■ WHAT IS BEING ASKED:
The answer must restate every record word for word.

[Opening GIVEN RECORDS section]

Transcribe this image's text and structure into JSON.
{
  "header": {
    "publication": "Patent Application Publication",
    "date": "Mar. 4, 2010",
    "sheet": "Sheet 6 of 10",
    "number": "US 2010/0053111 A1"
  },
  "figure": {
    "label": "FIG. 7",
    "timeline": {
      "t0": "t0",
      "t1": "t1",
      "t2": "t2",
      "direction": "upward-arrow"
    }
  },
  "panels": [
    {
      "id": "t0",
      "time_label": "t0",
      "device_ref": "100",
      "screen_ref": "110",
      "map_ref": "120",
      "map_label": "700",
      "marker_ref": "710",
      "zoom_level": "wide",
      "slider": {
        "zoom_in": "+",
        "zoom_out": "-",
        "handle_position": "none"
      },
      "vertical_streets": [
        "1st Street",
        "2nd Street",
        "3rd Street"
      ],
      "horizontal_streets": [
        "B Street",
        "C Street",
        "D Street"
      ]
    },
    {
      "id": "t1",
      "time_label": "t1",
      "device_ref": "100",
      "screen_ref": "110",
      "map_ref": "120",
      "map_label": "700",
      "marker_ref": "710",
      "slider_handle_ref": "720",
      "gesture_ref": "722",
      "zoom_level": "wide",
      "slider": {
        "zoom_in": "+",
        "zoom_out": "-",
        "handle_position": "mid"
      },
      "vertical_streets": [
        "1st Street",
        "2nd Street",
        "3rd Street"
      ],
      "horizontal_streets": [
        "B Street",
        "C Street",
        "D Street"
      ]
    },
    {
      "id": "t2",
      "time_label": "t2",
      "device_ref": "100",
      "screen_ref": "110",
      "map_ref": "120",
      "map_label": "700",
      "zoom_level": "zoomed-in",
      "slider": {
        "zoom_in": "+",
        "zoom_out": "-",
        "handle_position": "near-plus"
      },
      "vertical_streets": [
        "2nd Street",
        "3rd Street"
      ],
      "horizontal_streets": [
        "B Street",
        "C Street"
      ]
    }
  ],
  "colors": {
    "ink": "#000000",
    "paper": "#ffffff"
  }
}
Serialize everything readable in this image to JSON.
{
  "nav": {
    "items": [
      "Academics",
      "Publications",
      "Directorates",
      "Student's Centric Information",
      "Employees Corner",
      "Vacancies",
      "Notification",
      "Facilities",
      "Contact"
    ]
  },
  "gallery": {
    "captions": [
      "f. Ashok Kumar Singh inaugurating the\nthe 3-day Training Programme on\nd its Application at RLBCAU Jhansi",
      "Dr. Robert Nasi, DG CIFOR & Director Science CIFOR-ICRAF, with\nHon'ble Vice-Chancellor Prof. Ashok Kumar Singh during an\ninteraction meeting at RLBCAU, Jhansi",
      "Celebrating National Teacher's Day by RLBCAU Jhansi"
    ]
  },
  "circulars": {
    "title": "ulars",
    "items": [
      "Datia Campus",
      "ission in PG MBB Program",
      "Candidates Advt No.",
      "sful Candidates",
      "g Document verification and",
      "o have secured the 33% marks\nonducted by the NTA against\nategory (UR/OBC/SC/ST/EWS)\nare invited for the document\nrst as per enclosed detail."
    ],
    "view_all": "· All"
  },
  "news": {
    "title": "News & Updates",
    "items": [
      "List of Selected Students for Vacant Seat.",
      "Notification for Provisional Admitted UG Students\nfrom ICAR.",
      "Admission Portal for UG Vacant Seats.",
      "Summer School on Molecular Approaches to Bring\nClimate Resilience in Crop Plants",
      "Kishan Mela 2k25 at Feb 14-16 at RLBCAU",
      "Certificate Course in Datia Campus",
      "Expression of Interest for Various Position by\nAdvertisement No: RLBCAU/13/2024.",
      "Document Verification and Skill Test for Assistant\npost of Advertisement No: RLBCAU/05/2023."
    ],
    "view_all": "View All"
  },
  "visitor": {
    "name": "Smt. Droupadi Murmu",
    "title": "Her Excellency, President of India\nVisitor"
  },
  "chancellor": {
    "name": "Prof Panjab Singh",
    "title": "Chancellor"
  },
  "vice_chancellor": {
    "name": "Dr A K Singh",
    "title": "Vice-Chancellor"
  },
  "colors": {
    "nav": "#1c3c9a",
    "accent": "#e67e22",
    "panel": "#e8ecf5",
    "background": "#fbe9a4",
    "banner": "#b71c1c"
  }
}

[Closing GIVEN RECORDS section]

■ SOLVED PROBLEM:
Transcribe this image's text and structure into JSON.
{
  "header": {
    "publication": "Patent Application Publication",
    "date": "Mar. 4, 2010",
    "sheet": "Sheet 6 of 10",
    "number": "US 2010/0053111 A1"
  },
  "figure": {
    "label": "FIG. 7",
    "timeline": {
      "t0": "t0",
      "t1": "t1",
      "t2": "t2",
      "direction": "upward-arrow"
    }
  },
  "panels": [
    {
      "id": "t0",
      "time_label": "t0",
      "device_ref": "100",
      "screen_ref": "110",
      "map_ref": "120",
      "map_label": "700",
      "marker_ref": "710",
      "zoom_level": "wide",
      "slider": {
        "zoom_in": "+",
        "zoom_out": "-",
        "handle_position": "none"
      },
      "vertical_streets": [
        "1st Street",
        "2nd Street",
        "3rd Street"
      ],
      "horizontal_streets": [
        "B Street",
        "C Street",
        "D Street"
      ]
    },
    {
      "id": "t1",
      "time_label": "t1",
      "device_ref": "100",
      "screen_ref": "110",
      "map_ref": "120",
      "map_label": "700",
      "marker_ref": "710",
      "slider_handle_ref": "720",
      "gesture_ref": "722",
      "zoom_level": "wide",
      "slider": {
        "zoom_in": "+",
        "zoom_out": "-",
        "handle_position": "mid"
      },
      "vertical_streets": [
        "1st Street",
        "2nd Street",
        "3rd Street"
      ],
      "horizontal_streets": [
        "B Street",
        "C Street",
        "D Street"
      ]
    },
    {
      "id": "t2",
      "time_label": "t2",
      "device_ref": "100",
      "screen_ref": "110",
      "map_ref": "120",
      "map_label": "700",
      "zoom_level": "zoomed-in",
      "slider": {
        "zoom_in": "+",
        "zoom_out": "-",
        "handle_position": "near-plus"
      },
      "vertical_streets": [
        "2nd Street",
        "3rd Street"
      ],
      "horizontal_streets": [
        "B Street",
        "C Street"
      ]
    }
  ],
  "colors": {
    "ink": "#000000",
    "paper": "#ffffff"
  }
}
Serialize everything readable in this image to JSON.
{
  "nav": {
    "items": [
      "Academics",
      "Publications",
      "Directorates",
      "Student's Centric Information",
      "Employees Corner",
      "Vacancies",
      "Notification",
      "Facilities",
      "Contact"
    ]
  },
  "gallery": {
    "captions": [
      "f. Ashok Kumar Singh inaugurating the\nthe 3-day Training Programme on\nd its Application at RLBCAU Jhansi",
      "Dr. Robert Nasi, DG CIFOR & Director Science CIFOR-ICRAF, with\nHon'ble Vice-Chancellor Prof. Ashok Kumar Singh during an\ninteraction meeting at RLBCAU, Jhansi",
      "Celebrating National Teacher's Day by RLBCAU Jhansi"
    ]
  },
  "circulars": {
    "title": "ulars",
    "items": [
      "Datia Campus",
      "ission in PG MBB Program",
      "Candidates Advt No.",
      "sful Candidates",
      "g Document verification and",
      "o have secured the 33% marks\nonducted by the NTA against\nategory (UR/OBC/SC/ST/EWS)\nare invited for the document\nrst as per enclosed detail."
    ],
    "view_all": "· All"
  },
  "news": {
    "title": "News & Updates",
    "items": [
      "List of Selected Students for Vacant Seat.",
      "Notification for Provisional Admitted UG Students\nfrom ICAR.",
      "Admission Portal for UG Vacant Seats.",
      "Summer School on Molecular Approaches to Bring\nClimate Resilience in Crop Plants",
      "Kishan Mela 2k25 at Feb 14-16 at RLBCAU",
      "Certificate Course in Datia Campus",
      "Expression of Interest for Various Position by\nAdvertisement No: RLBCAU/13/2024.",
      "Document Verification and Skill Test for Assistant\npost of Advertisement No: RLBCAU/05/2023."
    ],
    "view_all": "View All"
  },
  "visitor": {
    "name": "Smt. Droupadi Murmu",
    "title": "Her Excellency, President of India\nVisitor"
  },
  "chancellor": {
    "name": "Prof Panjab Singh",
    "title": "Chancellor"
  },
  "vice_chancellor": {
    "name": "Dr A K Singh",
    "title": "Vice-Chancellor"
  },
  "colors": {
    "nav": "#1c3c9a",
    "accent": "#e67e22",
    "panel": "#e8ecf5",
    "background": "#fbe9a4",
    "banner": "#b71c1c"
  }
}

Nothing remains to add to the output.